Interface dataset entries
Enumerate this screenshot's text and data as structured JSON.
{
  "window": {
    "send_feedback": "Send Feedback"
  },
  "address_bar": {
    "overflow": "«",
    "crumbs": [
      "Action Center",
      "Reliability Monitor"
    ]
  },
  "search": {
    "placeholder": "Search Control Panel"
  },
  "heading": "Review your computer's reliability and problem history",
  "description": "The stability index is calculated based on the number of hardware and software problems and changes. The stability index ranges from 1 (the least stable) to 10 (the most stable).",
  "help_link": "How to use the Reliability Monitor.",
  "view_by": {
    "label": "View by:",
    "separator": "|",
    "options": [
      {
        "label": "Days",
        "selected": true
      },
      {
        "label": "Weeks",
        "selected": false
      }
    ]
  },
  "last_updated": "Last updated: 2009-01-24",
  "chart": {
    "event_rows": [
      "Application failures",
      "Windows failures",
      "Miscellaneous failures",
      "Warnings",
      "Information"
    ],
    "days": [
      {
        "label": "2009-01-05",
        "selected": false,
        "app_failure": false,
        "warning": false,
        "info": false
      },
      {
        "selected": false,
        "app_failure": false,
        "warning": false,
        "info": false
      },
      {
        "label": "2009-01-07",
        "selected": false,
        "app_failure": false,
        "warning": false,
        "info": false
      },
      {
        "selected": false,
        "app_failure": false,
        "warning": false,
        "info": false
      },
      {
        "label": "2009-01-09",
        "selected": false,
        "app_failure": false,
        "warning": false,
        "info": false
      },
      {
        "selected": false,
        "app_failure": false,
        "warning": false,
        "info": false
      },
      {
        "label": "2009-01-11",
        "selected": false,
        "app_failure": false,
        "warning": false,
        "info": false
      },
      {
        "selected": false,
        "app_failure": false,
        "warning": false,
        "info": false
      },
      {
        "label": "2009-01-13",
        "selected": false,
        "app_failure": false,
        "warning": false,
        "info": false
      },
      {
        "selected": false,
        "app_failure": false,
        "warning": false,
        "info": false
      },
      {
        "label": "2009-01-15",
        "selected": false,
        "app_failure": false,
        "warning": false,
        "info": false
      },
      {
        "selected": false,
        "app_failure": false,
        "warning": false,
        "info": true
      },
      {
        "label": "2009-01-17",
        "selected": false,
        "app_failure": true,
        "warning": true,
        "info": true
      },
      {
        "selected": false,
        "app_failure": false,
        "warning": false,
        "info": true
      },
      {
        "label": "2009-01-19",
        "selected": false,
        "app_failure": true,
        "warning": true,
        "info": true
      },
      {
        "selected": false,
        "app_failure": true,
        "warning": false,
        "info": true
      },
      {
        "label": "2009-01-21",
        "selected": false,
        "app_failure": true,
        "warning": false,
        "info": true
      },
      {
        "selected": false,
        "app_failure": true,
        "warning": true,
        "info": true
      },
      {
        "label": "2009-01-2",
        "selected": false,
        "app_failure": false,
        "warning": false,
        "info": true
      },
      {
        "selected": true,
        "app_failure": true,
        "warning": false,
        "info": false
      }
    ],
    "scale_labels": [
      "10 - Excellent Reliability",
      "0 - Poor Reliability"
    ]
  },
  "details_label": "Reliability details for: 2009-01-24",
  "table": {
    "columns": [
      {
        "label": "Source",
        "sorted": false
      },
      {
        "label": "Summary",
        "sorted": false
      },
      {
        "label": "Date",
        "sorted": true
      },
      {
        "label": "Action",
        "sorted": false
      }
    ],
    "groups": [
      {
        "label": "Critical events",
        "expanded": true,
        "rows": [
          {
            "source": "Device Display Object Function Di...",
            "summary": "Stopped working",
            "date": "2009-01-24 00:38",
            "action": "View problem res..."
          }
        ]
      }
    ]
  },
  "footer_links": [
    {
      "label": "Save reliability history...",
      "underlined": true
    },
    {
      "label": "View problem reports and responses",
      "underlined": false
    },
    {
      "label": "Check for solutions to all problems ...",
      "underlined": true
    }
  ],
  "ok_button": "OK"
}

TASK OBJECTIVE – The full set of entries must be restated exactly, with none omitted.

RESPONSE TO THIS TASK –
Enumerate this screenshot's text and data as structured JSON.
{
  "window": {
    "send_feedback": "Send Feedback"
  },
  "address_bar": {
    "overflow": "«",
    "crumbs": [
      "Action Center",
      "Reliability Monitor"
    ]
  },
  "search": {
    "placeholder": "Search Control Panel"
  },
  "heading": "Review your computer's reliability and problem history",
  "description": "The stability index is calculated based on the number of hardware and software problems and changes. The stability index ranges from 1 (the least stable) to 10 (the most stable).",
  "help_link": "How to use the Reliability Monitor.",
  "view_by": {
    "label": "View by:",
    "separator": "|",
    "options": [
      {
        "label": "Days",
        "selected": true
      },
      {
        "label": "Weeks",
        "selected": false
      }
    ]
  },
  "last_updated": "Last updated: 2009-01-24",
  "chart": {
    "event_rows": [
      "Application failures",
      "Windows failures",
      "Miscellaneous failures",
      "Warnings",
      "Information"
    ],
    "days": [
      {
        "label": "2009-01-05",
        "selected": false,
        "app_failure": false,
        "warning": false,
        "info": false
      },
      {
        "selected": false,
        "app_failure": false,
        "warning": false,
        "info": false
      },
      {
        "label": "2009-01-07",
        "selected": false,
        "app_failure": false,
        "warning": false,
        "info": false
      },
      {
        "selected": false,
        "app_failure": false,
        "warning": false,
        "info": false
      },
      {
        "label": "2009-01-09",
        "selected": false,
        "app_failure": false,
        "warning": false,
        "info": false
      },
      {
        "selected": false,
        "app_failure": false,
        "warning": false,
        "info": false
      },
      {
        "label": "2009-01-11",
        "selected": false,
        "app_failure": false,
        "warning": false,
        "info": false
      },
      {
        "selected": false,
        "app_failure": false,
        "warning": false,
        "info": false
      },
      {
        "label": "2009-01-13",
        "selected": false,
        "app_failure": false,
        "warning": false,
        "info": false
      },
      {
        "selected": false,
        "app_failure": false,
        "warning": false,
        "info": false
      },
      {
        "label": "2009-01-15",
        "selected": false,
        "app_failure": false,
        "warning": false,
        "info": false
      },
      {
        "selected": false,
        "app_failure": false,
        "warning": false,
        "info": true
      },
      {
        "label": "2009-01-17",
        "selected": false,
        "app_failure": true,
        "warning": true,
        "info": true
      },
      {
        "selected": false,
        "app_failure": false,
        "warning": false,
        "info": true
      },
      {
        "label": "2009-01-19",
        "selected": false,
        "app_failure": true,
        "warning": true,
        "info": true
      },
      {
        "selected": false,
        "app_failure": true,
        "warning": false,
        "info": true
      },
      {
        "label": "2009-01-21",
        "selected": false,
        "app_failure": true,
        "warning": false,
        "info": true
      },
      {
        "selected": false,
        "app_failure": true,
        "warning": true,
        "info": true
      },
      {
        "label": "2009-01-2",
        "selected": false,
        "app_failure": false,
        "warning": false,
        "info": true
      },
      {
        "selected": true,
        "app_failure": true,
        "warning": false,
        "info": false
      }
    ],
    "scale_labels": [
      "10 - Excellent Reliability",
      "0 - Poor Reliability"
    ]
  },
  "details_label": "Reliability details for: 2009-01-24",
  "table": {
    "columns": [
      {
        "label": "Source",
        "sorted": false
      },
      {
        "label": "Summary",
        "sorted": false
      },
      {
        "label": "Date",
        "sorted": true
      },
      {
        "label": "Action",
        "sorted": false
      }
    ],
    "groups": [
      {
        "label": "Critical events",
        "expanded": true,
        "rows": [
          {
            "source": "Device Display Object Function Di...",
            "summary": "Stopped working",
            "date": "2009-01-24 00:38",
            "action": "View problem res..."
          }
        ]
      }
    ]
  },
  "footer_links": [
    {
      "label": "Save reliability history...",
      "underlined": true
    },
    {
      "label": "View problem reports and responses",
      "underlined": false
    },
    {
      "label": "Check for solutions to all problems ...",
      "underlined": true
    }
  ],
  "ok_button": "OK"
}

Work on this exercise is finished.